The Oxford English Dictionary defines it as to respond to a person's kindness to oneself by being kind to someone else. To pay it forward means that instead of paying someone back for a good deed, you do a good deed for someone else. There is also a book and movie by the same name.

The most famous story is of Intel CEO Robert Noyce agreeing to meet and coach a wannabe entrepreneur Steve Jobs in 1975. “Bob Noyce took me under his wing, I was young, in my twenties. He was in his early fifties. He tried to give me the lay of the land, give me a perspective that I could only partially understand,” Jobs said, “You can’t really understand what is going on now unless you understand what came before” As Mark Zuckerberg was struggling in his early days as an entrepreneur he turned to Steve Jobs for advise and Steve obliged. Paying it forward.

Fairchild Semiconductor was possibly the first success story of the valley, what is unique was that their employees would not hesitate to show up at their competition to help when called to solve a technical difficulty. What is entrepreneurship if not the burning desire to help others, including your competition. This may be what makes silicon valley tick. The valley works on network. No one can build a solid network without paying it forward, without the willingness to help others.    
Another way to think about it can be Gratitude. It inspires kindness connection, strengthening social ties and making one happy.

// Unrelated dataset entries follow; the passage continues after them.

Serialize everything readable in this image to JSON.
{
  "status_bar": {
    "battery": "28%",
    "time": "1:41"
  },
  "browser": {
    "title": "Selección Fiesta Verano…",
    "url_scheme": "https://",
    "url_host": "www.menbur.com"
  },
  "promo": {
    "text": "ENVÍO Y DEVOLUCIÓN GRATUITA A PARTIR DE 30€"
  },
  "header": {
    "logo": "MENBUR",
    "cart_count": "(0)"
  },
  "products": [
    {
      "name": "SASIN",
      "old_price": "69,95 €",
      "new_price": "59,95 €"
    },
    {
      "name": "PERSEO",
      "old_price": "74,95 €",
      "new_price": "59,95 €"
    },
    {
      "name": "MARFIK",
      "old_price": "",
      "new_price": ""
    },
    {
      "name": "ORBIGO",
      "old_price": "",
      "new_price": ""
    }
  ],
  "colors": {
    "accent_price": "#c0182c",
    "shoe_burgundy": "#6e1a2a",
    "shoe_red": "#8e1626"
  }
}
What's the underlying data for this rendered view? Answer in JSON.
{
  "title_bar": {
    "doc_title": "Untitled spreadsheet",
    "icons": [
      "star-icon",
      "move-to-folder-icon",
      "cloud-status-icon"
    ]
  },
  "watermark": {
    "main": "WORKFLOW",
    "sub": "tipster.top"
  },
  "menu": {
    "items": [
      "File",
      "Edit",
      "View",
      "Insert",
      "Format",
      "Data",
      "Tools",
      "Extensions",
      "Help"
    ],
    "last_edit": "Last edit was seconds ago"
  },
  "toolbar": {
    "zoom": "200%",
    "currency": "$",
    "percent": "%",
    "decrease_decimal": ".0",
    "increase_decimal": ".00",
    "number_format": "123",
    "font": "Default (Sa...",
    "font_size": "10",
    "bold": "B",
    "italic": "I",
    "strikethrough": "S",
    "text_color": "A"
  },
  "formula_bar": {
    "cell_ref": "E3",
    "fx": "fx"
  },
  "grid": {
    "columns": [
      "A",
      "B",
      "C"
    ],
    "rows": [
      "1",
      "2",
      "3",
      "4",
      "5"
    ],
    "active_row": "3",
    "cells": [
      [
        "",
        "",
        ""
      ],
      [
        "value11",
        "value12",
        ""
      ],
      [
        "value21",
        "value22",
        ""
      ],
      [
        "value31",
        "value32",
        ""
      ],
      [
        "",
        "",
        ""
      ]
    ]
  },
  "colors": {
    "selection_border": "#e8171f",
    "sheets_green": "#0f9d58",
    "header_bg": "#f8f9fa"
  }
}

We also see similar examples in the Marwari and Jain communities where the senior and successful help the young entrepreneurs of the community get started with capital and good advise. May the tribe of people who keep paying it forward keep growing!!

Friday, June 19, 2020

The age of the Sociopath

An Active Centre | This swirling mass of celestial gas, dust… | Flickr

Imagine an egoist whose only mission in life is to be successful. Super successful. Lots of money and power. All his actions are taken to serve that very purpose. That is the sole reason of his existence. No right or wrong – everything that furthers his self-interest is right. People are resources and hence expendable in the journey. So are relationships. Moral choices are also easy to make using the same rules – whatever that helps you get closer to your goal. Everything is at stake to achieve the goal. Whosoever suffers in the process is collateral damage. He is the one who wants all the success at any cost without any thought about the society. It is a pretty disturbing personality and I would recommend such a person to take help to get over the condition. I am sure most of us will avoid such a person professionally, socially and any other ally (pun intended).    

Now replace the person in the above with a corporate.

Read the above again, for better effect.

As it turns out, the very personal traits that will put off most people even when reading about it seem to be totally acceptable if it were to be exhibited by a corporate. There is also an added advantage - The corporate can exist forever. What we humans can only dream of - immortality.

You want to use all resources to become bigger without caring for other stakeholders or society in general? Sure.

You want to pay your employees/vendors/suppliers less and less and keep everything for yourself? Sure.

You want to use the flimsiest excuse to inflict pain on the very people who support you every day? Yes of course.

You pay lip service to important causes and exhibit good corporate citizenship only on paper? Sure we in a polluting industry but we will reduce our emissions by half by 2050. Applause.

The bigger issue is how we as a society react to this behavior. Stock prices go up when layoffs and salary cuts are announced. What sort of behavior are we encouraging? The current ESG and other matrices fall way short of what is required to be done. It is important for us as a society and consumers to reward the correct corporate behavior.  Because we ultimately get what we deserve. We should try to deserve better.

Is this the age of the sociopath? I hope not.

PS – the image is a result of google search for “centre of the universe”